Your goal :: Go through the data below and report how many lines contain "html"; the reply holds only that number.

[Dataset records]
++++++++++++++++++++
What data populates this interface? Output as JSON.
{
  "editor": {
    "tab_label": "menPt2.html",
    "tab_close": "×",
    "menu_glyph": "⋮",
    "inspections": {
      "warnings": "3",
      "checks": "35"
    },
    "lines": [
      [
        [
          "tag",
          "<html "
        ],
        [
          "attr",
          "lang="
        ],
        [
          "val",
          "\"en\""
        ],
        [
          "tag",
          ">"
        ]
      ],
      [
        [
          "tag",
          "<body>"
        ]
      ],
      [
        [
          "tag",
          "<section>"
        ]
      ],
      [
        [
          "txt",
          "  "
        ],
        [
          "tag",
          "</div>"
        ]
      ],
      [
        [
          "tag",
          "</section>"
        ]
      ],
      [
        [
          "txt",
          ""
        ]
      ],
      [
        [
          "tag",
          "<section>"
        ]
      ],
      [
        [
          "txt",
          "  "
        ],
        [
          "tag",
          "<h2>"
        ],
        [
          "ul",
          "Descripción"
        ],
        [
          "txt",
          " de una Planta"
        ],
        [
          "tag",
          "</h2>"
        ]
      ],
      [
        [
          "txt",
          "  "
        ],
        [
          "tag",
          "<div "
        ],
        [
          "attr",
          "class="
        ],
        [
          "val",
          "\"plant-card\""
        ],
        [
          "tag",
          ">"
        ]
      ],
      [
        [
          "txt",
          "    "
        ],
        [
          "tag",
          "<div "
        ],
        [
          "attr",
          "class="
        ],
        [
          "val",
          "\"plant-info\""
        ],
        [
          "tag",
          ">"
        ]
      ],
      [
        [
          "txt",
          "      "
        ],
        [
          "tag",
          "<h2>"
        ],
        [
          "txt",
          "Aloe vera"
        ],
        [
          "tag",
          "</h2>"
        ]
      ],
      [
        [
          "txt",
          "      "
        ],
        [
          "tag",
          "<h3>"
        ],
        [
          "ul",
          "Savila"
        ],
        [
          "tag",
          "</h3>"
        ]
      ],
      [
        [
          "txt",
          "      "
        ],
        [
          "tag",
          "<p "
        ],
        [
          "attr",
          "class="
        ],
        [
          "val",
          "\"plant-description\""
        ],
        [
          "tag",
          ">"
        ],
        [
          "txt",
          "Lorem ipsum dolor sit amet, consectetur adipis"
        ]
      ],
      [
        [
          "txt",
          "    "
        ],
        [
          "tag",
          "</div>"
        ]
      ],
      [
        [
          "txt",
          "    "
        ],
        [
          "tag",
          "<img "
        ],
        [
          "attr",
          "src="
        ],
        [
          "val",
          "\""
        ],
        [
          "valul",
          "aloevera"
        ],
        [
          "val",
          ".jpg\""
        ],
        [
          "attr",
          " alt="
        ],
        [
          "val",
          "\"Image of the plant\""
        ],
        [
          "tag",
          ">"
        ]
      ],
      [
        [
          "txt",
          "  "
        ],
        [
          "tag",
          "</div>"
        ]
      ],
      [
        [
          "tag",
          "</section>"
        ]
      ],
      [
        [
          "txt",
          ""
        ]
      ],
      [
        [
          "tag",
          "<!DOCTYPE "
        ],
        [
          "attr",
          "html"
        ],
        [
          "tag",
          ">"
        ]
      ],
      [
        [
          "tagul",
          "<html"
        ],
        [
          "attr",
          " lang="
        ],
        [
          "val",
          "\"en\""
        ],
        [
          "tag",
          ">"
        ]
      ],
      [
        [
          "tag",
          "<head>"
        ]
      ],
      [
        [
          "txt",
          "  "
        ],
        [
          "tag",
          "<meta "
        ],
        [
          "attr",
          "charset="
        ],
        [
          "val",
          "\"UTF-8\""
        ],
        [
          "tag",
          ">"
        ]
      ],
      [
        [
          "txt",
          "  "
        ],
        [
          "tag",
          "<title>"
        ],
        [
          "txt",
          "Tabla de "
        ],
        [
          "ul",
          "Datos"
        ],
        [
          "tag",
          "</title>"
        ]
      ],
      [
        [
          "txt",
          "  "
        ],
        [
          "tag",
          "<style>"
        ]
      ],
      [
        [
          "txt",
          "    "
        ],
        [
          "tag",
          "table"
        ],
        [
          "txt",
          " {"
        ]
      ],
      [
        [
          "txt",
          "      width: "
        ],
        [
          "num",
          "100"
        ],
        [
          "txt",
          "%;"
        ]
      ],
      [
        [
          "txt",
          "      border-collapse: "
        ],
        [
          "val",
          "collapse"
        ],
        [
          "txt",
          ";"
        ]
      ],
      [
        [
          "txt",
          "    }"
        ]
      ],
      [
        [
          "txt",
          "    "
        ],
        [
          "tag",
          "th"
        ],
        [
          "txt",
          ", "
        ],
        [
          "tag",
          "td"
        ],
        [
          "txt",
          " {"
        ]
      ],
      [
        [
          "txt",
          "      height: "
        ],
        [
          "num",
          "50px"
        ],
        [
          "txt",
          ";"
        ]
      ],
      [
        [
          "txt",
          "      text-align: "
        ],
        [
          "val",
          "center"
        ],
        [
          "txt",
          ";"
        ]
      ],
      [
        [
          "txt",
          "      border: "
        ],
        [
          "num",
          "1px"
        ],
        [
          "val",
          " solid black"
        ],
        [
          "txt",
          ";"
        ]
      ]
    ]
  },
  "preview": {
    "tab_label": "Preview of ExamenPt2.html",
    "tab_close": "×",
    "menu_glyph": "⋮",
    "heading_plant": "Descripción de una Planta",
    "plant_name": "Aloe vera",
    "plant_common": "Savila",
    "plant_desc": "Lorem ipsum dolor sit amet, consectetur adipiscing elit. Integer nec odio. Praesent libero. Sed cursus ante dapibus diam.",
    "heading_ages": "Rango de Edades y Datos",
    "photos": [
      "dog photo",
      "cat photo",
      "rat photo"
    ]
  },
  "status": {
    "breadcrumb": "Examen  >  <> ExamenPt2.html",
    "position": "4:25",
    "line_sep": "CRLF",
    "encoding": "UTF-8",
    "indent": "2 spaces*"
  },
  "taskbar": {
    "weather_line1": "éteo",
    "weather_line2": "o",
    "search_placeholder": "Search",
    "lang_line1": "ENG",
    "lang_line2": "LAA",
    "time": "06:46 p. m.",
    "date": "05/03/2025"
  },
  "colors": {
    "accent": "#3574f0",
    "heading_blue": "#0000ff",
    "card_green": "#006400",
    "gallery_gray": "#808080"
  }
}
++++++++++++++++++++
Result :: 6